“A Good Man Is Hard To Find”
The prominent character in O’Connor’s a “Good Man Is Hard to Find” is the grandmother. O’Connor shows the in discriminatory property of grace she possesses. She is the most developed character in this story. In my opinion she fits the “gothic tradition” classification. The character of the grandmother is self-centered and completely unaware spiritually. O’Connor provides her with an epiphany, one which she probably would not have been able to deal with, had she lived. O’Connor paints her as a tragically comic caricature, one that a reader can easily, but wrongly feel superior to. She is selfish and pushy in fact her desire to see a house from her childhood results in the family’s death at the end of the story. She is the character who embodies the grace. She also demonstrates racist behavior by calling a poor black child a “pickaniny.” She also goes on to state that “Little riggers in the country don’t have things like we do. If I could paint, I’d paint that picture.” In the beginning of the story she doesn’t want to go on the family trip to Florida, instead she rather visit some of her family in Tennessee. She states to her son Bailey that “The children have been to Florida before.” This is an example of her selfishness and controlling behavior. She always treated her son Bailey as if he was a child, and could not make his own decisions for himself.

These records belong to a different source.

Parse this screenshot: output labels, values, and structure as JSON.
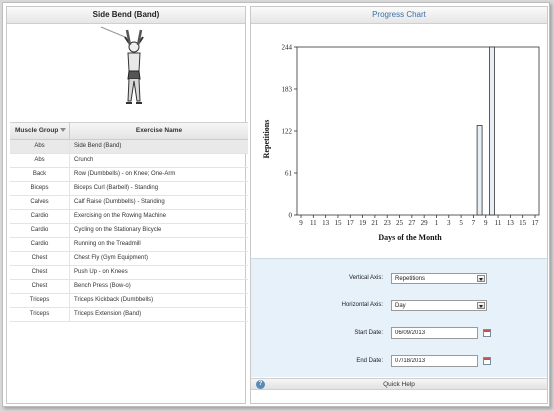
{
  "left_panel": {
    "title": "Side Bend (Band)",
    "columns": {
      "muscle_group": "Muscle Group",
      "exercise_name": "Exercise Name"
    },
    "rows": [
      {
        "group": "Abs",
        "exercise": "Side Bend (Band)",
        "selected": true
      },
      {
        "group": "Abs",
        "exercise": "Crunch"
      },
      {
        "group": "Back",
        "exercise": "Row (Dumbbells) - on Knee; One-Arm"
      },
      {
        "group": "Biceps",
        "exercise": "Biceps Curl (Barbell) - Standing"
      },
      {
        "group": "Calves",
        "exercise": "Calf Raise (Dumbbells) - Standing"
      },
      {
        "group": "Cardio",
        "exercise": "Exercising on the Rowing Machine"
      },
      {
        "group": "Cardio",
        "exercise": "Cycling on the Stationary Bicycle"
      },
      {
        "group": "Cardio",
        "exercise": "Running on the Treadmill"
      },
      {
        "group": "Chest",
        "exercise": "Chest Fly (Gym Equipment)"
      },
      {
        "group": "Chest",
        "exercise": "Push Up - on Knees"
      },
      {
        "group": "Chest",
        "exercise": "Bench Press (Bow-o)"
      },
      {
        "group": "Triceps",
        "exercise": "Triceps Kickback (Dumbbells)"
      },
      {
        "group": "Triceps",
        "exercise": "Triceps Extension (Band)"
      }
    ]
  },
  "right_panel": {
    "title": "Progress Chart",
    "form": {
      "vertical_axis_label": "Vertical Axis:",
      "vertical_axis_value": "Repetitions",
      "horizontal_axis_label": "Horizontal Axis:",
      "horizontal_axis_value": "Day",
      "start_date_label": "Start Date:",
      "start_date_value": "06/09/2013",
      "end_date_label": "End Date:",
      "end_date_value": "07/18/2013"
    },
    "quick_help": "Quick Help",
    "quick_help_icon": "?"
  },
  "chart_data": {
    "type": "bar",
    "xlabel": "Days of the Month",
    "ylabel": "Repetitions",
    "ylim": [
      0,
      244
    ],
    "yticks": [
      0,
      61,
      122,
      183,
      244
    ],
    "xticks": [
      "9",
      "11",
      "13",
      "15",
      "17",
      "19",
      "21",
      "23",
      "25",
      "27",
      "29",
      "1",
      "3",
      "5",
      "7",
      "9",
      "11",
      "13",
      "15",
      "17"
    ],
    "bars": [
      {
        "x": "8",
        "value": 130
      },
      {
        "x": "10",
        "value": 244
      }
    ],
    "colors": {
      "bar_fill": "#e8eef6",
      "bar_stroke": "#333333"
    }
  }
}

O’Connor’s became the master of gothic tradition after writing this short story in 1955. She belonged to the Southern Gothic tradition that focused on the decaying South and its damned people. In this story she writes without any regard for kindness or evil. By including imperfections in the development of the grandmother’s character, O’Connor shows the in discriminatory property of grace she possesses. O’Connor’s writing reflects her Southern and Catholic traditions. She believed that the essence of the South is derived from a fount of...